In the data below, which lines contain "icon"? List them by copying each one.

(Data entries)
---
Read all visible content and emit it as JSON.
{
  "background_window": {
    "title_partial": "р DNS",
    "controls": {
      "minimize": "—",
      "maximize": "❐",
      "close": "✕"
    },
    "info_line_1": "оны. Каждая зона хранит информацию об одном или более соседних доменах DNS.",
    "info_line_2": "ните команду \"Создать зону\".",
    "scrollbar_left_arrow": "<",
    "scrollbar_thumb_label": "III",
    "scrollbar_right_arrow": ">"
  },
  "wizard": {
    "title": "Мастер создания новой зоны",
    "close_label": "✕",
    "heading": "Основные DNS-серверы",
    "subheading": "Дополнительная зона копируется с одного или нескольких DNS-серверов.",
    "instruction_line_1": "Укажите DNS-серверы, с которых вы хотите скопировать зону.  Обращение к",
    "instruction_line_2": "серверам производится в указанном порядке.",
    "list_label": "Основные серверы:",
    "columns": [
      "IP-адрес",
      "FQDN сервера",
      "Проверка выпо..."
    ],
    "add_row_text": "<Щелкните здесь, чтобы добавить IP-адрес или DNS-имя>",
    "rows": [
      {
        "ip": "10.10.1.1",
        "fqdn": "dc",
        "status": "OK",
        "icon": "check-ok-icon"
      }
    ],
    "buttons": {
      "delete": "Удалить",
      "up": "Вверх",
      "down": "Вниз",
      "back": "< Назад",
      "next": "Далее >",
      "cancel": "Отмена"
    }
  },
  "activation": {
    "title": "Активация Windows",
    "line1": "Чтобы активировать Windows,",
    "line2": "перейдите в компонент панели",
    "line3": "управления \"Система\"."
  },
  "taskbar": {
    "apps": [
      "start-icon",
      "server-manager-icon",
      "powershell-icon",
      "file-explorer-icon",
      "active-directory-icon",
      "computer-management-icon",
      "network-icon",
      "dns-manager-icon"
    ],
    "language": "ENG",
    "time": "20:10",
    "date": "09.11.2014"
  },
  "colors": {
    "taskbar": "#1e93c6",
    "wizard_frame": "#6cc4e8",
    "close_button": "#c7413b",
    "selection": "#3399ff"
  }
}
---
### Solution to this exercise:
        "icon": "check-ok-icon"
      "start-icon",
      "server-manager-icon",
      "powershell-icon",
      "file-explorer-icon",
      "active-directory-icon",
      "computer-management-icon",
      "network-icon",
      "dns-manager-icon"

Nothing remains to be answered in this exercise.